MT08-007: Is the lack of oxalate degrading bacteria a risk factor for calciumoxalate urolith formation in cats?
Jody P. Lulich; University of Minnesota. $19,840
Calcium oxalate (CaOx) is the most common urinary stone in cats. Urinary stones are associated with difficulty urinating, blood in the urine, and life-threatening urinary tract obstruction. Stone removal is the treatment of choice; however, many will recur.Excessive urine oxalate concentration predisposes cats to CaOX urinary stones. Bacteria that degrade oxalate in the intestinal tract are correlated with absence of oxalate stones in other species. This study is designed to determine the association of these bacteria with development of urinary stones in cats. The researchers predict that the prevalence of intestinal bacterial that degrade oxalate will be lower in cats with CaOx than in clinically healthy cats. These results will help in the development of new therapies, such asprobiotics, to manage CaOx urinary stones in cats.
MT08-009: Unraveling feline stone genetics: Searching for associations betweenpolymorphisms in candidate genes and calcium oxalate stone formation in cats
Richard E. Goldstein; Cornell University. $23,615
Stone formation (urolithiasis) is an extremely common disorder of the cat urinary tract, with a major effect on the well being and mortality of our feline pet population.Over 50% of all feline urinary stones are made up of calcium and oxalate precipitatingtogether in the urine. Despite this, little is known about the genetics of stone productionin cats. Feline genetics is just now emerging with the publication of the feline genetic sequence, making genetic studies in cats more feasible than ever before. This proposal represents part of a broad initiative by the investigators to use a DNA bank that they are establishing from cats suffering from urinary stones, to unravel the genetic causes of and predispositions to stone formation in cats. The findings will contribute immensely to ourunderstanding of feline stone formation genetics and pathophysiology. In addition, thefindings of this study are likely to enable identification of cats at increased risk for stoneformation via genetic testing. Specific prevention programs can then be implemented forthese cats, even prior to their first episode of urolithiasis.
MT08-015: Heritable progressive retinal atrophy
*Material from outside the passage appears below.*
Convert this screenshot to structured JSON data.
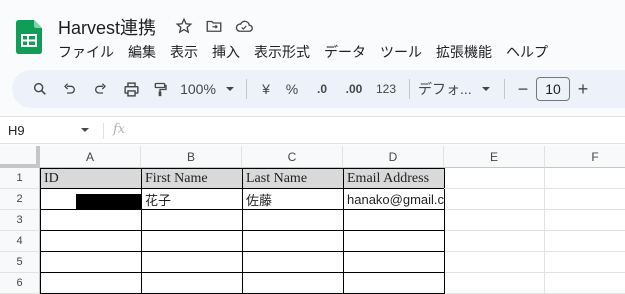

Leslie A. Lyons; University of California, Davis. $19,445
The goal of this project is to investigate the progression of an inherited blindness(progressive retinal atrophy [PRA]) in Persians and decipher which gene results in the disease. Persian cats are the most popular cat breed throughout the world. PRA has similarities to a common inherited blindness in people called retinitis pigmentosa. Many other breeds use Persians as allowable out crosses. Thus, health problems in Persians can be spread quickly and widely in the cat world. PRA in Persians causes vision problems very early in life, at about 4 ” 8 weeks of age, and progresses very rapidly. Cats become completely blind by 15 weeks of age, but do not have other health issues. PRA is a recessively inherited disease, so that two copies of the mutation are required to cause blindness. Carrier cats, cats with one copy of the mutation, are perfectly healthy, but when bred may pass the mutation on to their offspring. Thus, a genetic test is required to detect these carrier cats so that they do not spread the mutation. This project is designedto analyze genetic markers on a chromosome suspected to be associated with PRA andalso to improve overall knowledge of the feline genome.